    There are people who pay off their credit card balance in full when they receive their statement for the month, and in doing so build an excellent credit rating. By doing this they also avoid the dangers of interest and late payment fees, and keep the card clear for purchases which need to be made at short notice. It is entirely reasonable to use credit in this way, but the big risk is when you are making only the monthly payment each month on the balance of your card. Doing this, it will take forever to pay it off. If you are using credit to pay for continuing, necessary costs, then you are likely to run into problems somewhere along the way. Work out a budget and live by it – it may be tight, but you’ll never have to hide when the doorbell rings.

  6. credit loans says:

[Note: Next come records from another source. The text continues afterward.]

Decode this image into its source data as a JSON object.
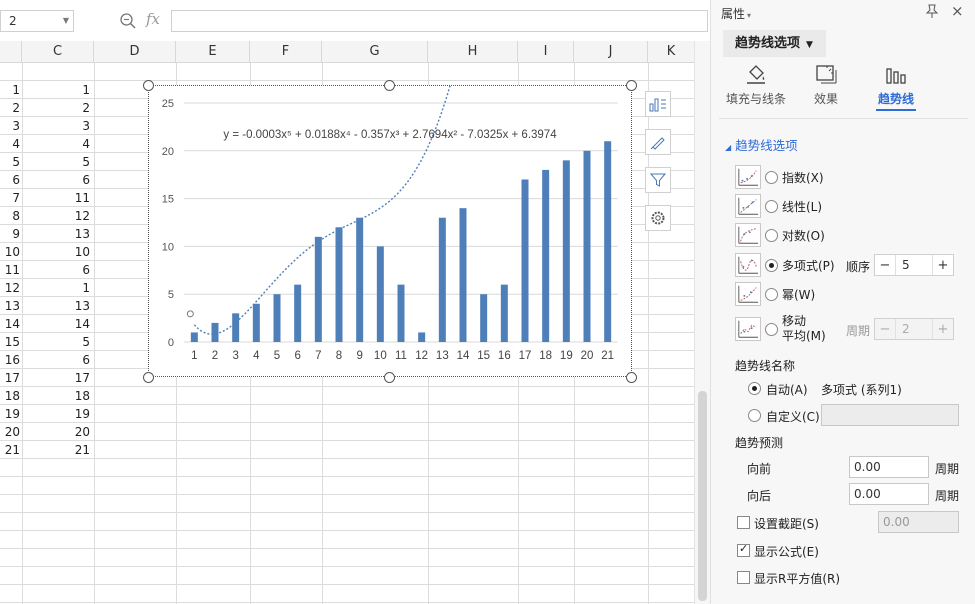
{
  "formula_bar": {
    "name_box": "2",
    "fx_label": "fx",
    "formula": ""
  },
  "columns": [
    "C",
    "D",
    "E",
    "F",
    "G",
    "H",
    "I",
    "J",
    "K"
  ],
  "rows": [
    {
      "n": "1",
      "c": "1"
    },
    {
      "n": "2",
      "c": "2"
    },
    {
      "n": "3",
      "c": "3"
    },
    {
      "n": "4",
      "c": "4"
    },
    {
      "n": "5",
      "c": "5"
    },
    {
      "n": "6",
      "c": "6"
    },
    {
      "n": "7",
      "c": "11"
    },
    {
      "n": "8",
      "c": "12"
    },
    {
      "n": "9",
      "c": "13"
    },
    {
      "n": "10",
      "c": "10"
    },
    {
      "n": "11",
      "c": "6"
    },
    {
      "n": "12",
      "c": "1"
    },
    {
      "n": "13",
      "c": "13"
    },
    {
      "n": "14",
      "c": "14"
    },
    {
      "n": "15",
      "c": "5"
    },
    {
      "n": "16",
      "c": "6"
    },
    {
      "n": "17",
      "c": "17"
    },
    {
      "n": "18",
      "c": "18"
    },
    {
      "n": "19",
      "c": "19"
    },
    {
      "n": "20",
      "c": "20"
    },
    {
      "n": "21",
      "c": "21"
    }
  ],
  "chart_data": {
    "type": "bar",
    "categories": [
      "1",
      "2",
      "3",
      "4",
      "5",
      "6",
      "7",
      "8",
      "9",
      "10",
      "11",
      "12",
      "13",
      "14",
      "15",
      "16",
      "17",
      "18",
      "19",
      "20",
      "21"
    ],
    "values": [
      1,
      2,
      3,
      4,
      5,
      6,
      11,
      12,
      13,
      10,
      6,
      1,
      13,
      14,
      5,
      6,
      17,
      18,
      19,
      20,
      21
    ],
    "ylim": [
      0,
      25
    ],
    "yticks": [
      "0",
      "5",
      "10",
      "15",
      "20",
      "25"
    ],
    "grid": true,
    "bar_color": "#4f7fb8",
    "trendline": {
      "type": "polynomial",
      "order": 5,
      "color": "#4f7fb8",
      "equation": "y = -0.0003x⁵ + 0.0188x⁴ - 0.357x³ + 2.7694x² - 7.0325x + 6.3974",
      "coefficients": [
        6.3974,
        -7.0325,
        2.7694,
        -0.357,
        0.0188,
        -0.0003
      ]
    }
  },
  "chart_tools": [
    "chart-elements-icon",
    "chart-style-icon",
    "chart-filter-icon",
    "chart-settings-icon"
  ],
  "pane": {
    "title": "属性",
    "dropdown": "趋势线选项",
    "tabs": [
      {
        "label": "填充与线条",
        "icon": "fill-bucket-icon"
      },
      {
        "label": "效果",
        "icon": "effects-icon"
      },
      {
        "label": "趋势线",
        "icon": "trendline-bars-icon",
        "active": true
      }
    ],
    "section": "趋势线选项",
    "types": [
      {
        "label": "指数(X)",
        "selected": false
      },
      {
        "label": "线性(L)",
        "selected": false
      },
      {
        "label": "对数(O)",
        "selected": false
      },
      {
        "label": "多项式(P)",
        "selected": true
      },
      {
        "label": "幂(W)",
        "selected": false
      },
      {
        "label": "移动",
        "label2": "平均(M)",
        "selected": false
      }
    ],
    "order_label": "顺序",
    "order_value": "5",
    "period_label": "周期",
    "period_value": "2",
    "name_heading": "趋势线名称",
    "auto_label": "自动(A)",
    "auto_value": "多项式 (系列1)",
    "custom_label": "自定义(C)",
    "forecast_heading": "趋势预测",
    "forward_label": "向前",
    "forward_value": "0.00",
    "backward_label": "向后",
    "backward_value": "0.00",
    "unit": "周期",
    "intercept_label": "设置截距(S)",
    "intercept_value": "0.00",
    "show_formula_label": "显示公式(E)",
    "show_r2_label": "显示R平方值(R)"
  }
}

    Spending on things using credits cards are like borrowing unsecured loans. It has no collateral but only relies on the creditor’s word. As mentioned, some credit cards even have double-digit interest rates.

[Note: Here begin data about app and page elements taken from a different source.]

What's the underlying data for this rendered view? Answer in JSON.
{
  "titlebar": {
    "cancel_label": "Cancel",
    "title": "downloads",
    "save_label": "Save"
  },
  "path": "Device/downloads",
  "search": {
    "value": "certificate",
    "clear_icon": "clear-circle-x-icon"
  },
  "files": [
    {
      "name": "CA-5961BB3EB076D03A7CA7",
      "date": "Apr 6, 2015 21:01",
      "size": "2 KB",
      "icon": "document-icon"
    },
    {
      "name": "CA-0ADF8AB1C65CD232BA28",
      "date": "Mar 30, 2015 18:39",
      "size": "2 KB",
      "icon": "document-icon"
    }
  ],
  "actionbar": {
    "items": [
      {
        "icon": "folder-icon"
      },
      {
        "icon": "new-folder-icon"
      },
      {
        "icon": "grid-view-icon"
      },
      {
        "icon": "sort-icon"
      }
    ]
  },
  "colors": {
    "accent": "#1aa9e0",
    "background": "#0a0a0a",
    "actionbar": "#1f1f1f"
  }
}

  7. Most people live by the rule of saving AFTER they spend, whereas they should turn this the other way around and only consider spending after they’ve saved.

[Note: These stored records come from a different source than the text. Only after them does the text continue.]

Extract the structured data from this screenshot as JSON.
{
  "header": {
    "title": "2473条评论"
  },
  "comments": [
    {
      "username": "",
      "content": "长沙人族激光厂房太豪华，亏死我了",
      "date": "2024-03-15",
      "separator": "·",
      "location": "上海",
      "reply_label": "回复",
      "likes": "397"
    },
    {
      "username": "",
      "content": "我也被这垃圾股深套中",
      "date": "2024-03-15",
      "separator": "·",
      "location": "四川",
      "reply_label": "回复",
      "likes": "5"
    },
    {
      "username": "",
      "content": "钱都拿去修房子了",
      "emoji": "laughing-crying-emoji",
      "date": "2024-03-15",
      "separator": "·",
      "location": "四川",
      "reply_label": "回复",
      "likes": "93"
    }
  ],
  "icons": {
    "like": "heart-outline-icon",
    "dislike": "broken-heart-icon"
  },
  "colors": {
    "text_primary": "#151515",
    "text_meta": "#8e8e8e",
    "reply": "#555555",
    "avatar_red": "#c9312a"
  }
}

    That may go some way in helping to reduce indebtedness.

  8. I am with you on the reason people are using credit cards is to make ends meet. I’d rather use a credit card to buy groceries, and use my available money to pay bills (most importantly – mortgage) to keep them from being late payments. Yes, it is robbing Peter to pay Paul. However, you never know what the next day or month will bring …

  9. AES says:

    America is quickly reducing their overall credit card debt. Just a few months ago, outstanding student loan debt overtook credit card debt. Student loan debt is the new problem.

  10. Jay Gould says:

    Americans are now paying down their credit card debt at a much slower pace than during the months immediately following the Lehman collapse in September 2008, but they continue to do so all the same. Additionally, the delinquency rate on U.S. credit cards – 3.04 percent in September, according to Moody’s, is at a record low.

    Falling delinquencies have led to lower defaults, which will keep falling for months ahead, even as the late payment curve may have bottomed out already.

    Moreover, the monthly payment rate (MPR), which measures the ratio of their credit card debt Americans are paying back at the end of each monthly cycle, was at 21.29 percent in September, compared to a historical average in the mid-teens.

    If that is the new normal, it will ensure that low delinquencies and defaults are also here to stay. Of course, there is also the possibility that, once we get back to full employment and consumer confidence improves, everyone will fall back into their free spending pre-Lehman pattern. Unfortunately, we are unlikely to be able to test our propositions anytime soon.

  11. PSA says:

    Great stuff here. Our country needs to get back on track!